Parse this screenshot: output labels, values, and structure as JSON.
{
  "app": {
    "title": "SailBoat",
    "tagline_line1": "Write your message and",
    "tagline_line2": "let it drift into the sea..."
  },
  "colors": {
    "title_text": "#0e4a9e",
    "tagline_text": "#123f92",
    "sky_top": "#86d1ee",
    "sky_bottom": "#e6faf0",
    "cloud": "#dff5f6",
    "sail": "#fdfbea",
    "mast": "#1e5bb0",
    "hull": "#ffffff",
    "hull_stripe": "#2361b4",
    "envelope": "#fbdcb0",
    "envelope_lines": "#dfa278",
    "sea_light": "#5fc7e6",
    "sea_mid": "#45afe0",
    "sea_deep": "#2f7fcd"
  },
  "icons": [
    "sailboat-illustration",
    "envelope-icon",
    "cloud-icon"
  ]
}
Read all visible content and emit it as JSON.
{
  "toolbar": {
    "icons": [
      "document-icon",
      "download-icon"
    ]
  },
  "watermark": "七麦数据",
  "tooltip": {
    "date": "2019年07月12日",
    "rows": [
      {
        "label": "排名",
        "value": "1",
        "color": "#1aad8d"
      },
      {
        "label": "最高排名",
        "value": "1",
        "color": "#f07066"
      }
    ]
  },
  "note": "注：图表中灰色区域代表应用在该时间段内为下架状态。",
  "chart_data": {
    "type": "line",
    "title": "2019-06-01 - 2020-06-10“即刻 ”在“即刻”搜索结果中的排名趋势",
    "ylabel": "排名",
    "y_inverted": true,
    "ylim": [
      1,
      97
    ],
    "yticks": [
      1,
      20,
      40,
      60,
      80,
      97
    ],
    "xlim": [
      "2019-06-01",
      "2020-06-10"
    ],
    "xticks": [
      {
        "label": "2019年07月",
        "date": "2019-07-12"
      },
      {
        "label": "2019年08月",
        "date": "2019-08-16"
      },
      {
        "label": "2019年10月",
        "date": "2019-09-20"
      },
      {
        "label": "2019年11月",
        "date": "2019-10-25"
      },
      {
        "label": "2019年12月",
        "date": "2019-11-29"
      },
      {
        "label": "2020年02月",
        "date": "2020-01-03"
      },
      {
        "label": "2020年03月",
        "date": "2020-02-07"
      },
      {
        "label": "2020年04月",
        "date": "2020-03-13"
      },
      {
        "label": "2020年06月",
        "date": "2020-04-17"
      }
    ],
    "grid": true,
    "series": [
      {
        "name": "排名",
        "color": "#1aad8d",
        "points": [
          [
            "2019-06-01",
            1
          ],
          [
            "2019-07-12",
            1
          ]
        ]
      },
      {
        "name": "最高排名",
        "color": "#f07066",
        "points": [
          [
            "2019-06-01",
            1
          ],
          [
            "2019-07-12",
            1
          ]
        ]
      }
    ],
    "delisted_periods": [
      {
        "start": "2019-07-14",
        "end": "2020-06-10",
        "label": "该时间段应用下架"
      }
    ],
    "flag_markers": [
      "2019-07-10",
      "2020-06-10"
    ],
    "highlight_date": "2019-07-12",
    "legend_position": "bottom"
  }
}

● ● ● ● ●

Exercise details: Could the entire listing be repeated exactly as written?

Answer space:
Parse this screenshot: output labels, values, and structure as JSON.
{
  "app": {
    "title": "SailBoat",
    "tagline_line1": "Write your message and",
    "tagline_line2": "let it drift into the sea..."
  },
  "colors": {
    "title_text": "#0e4a9e",
    "tagline_text": "#123f92",
    "sky_top": "#86d1ee",
    "sky_bottom": "#e6faf0",
    "cloud": "#dff5f6",
    "sail": "#fdfbea",
    "mast": "#1e5bb0",
    "hull": "#ffffff",
    "hull_stripe": "#2361b4",
    "envelope": "#fbdcb0",
    "envelope_lines": "#dfa278",
    "sea_light": "#5fc7e6",
    "sea_mid": "#45afe0",
    "sea_deep": "#2f7fcd"
  },
  "icons": [
    "sailboat-illustration",
    "envelope-icon",
    "cloud-icon"
  ]
}
Read all visible content and emit it as JSON.
{
  "toolbar": {
    "icons": [
      "document-icon",
      "download-icon"
    ]
  },
  "watermark": "七麦数据",
  "tooltip": {
    "date": "2019年07月12日",
    "rows": [
      {
        "label": "排名",
        "value": "1",
        "color": "#1aad8d"
      },
      {
        "label": "最高排名",
        "value": "1",
        "color": "#f07066"
      }
    ]
  },
  "note": "注：图表中灰色区域代表应用在该时间段内为下架状态。",
  "chart_data": {
    "type": "line",
    "title": "2019-06-01 - 2020-06-10“即刻 ”在“即刻”搜索结果中的排名趋势",
    "ylabel": "排名",
    "y_inverted": true,
    "ylim": [
      1,
      97
    ],
    "yticks": [
      1,
      20,
      40,
      60,
      80,
      97
    ],
    "xlim": [
      "2019-06-01",
      "2020-06-10"
    ],
    "xticks": [
      {
        "label": "2019年07月",
        "date": "2019-07-12"
      },
      {
        "label": "2019年08月",
        "date": "2019-08-16"
      },
      {
        "label": "2019年10月",
        "date": "2019-09-20"
      },
      {
        "label": "2019年11月",
        "date": "2019-10-25"
      },
      {
        "label": "2019年12月",
        "date": "2019-11-29"
      },
      {
        "label": "2020年02月",
        "date": "2020-01-03"
      },
      {
        "label": "2020年03月",
        "date": "2020-02-07"
      },
      {
        "label": "2020年04月",
        "date": "2020-03-13"
      },
      {
        "label": "2020年06月",
        "date": "2020-04-17"
      }
    ],
    "grid": true,
    "series": [
      {
        "name": "排名",
        "color": "#1aad8d",
        "points": [
          [
            "2019-06-01",
            1
          ],
          [
            "2019-07-12",
            1
          ]
        ]
      },
      {
        "name": "最高排名",
        "color": "#f07066",
        "points": [
          [
            "2019-06-01",
            1
          ],
          [
            "2019-07-12",
            1
          ]
        ]
      }
    ],
    "delisted_periods": [
      {
        "start": "2019-07-14",
        "end": "2020-06-10",
        "label": "该时间段应用下架"
      }
    ],
    "flag_markers": [
      "2019-07-10",
      "2020-06-10"
    ],
    "highlight_date": "2019-07-12",
    "legend_position": "bottom"
  }
}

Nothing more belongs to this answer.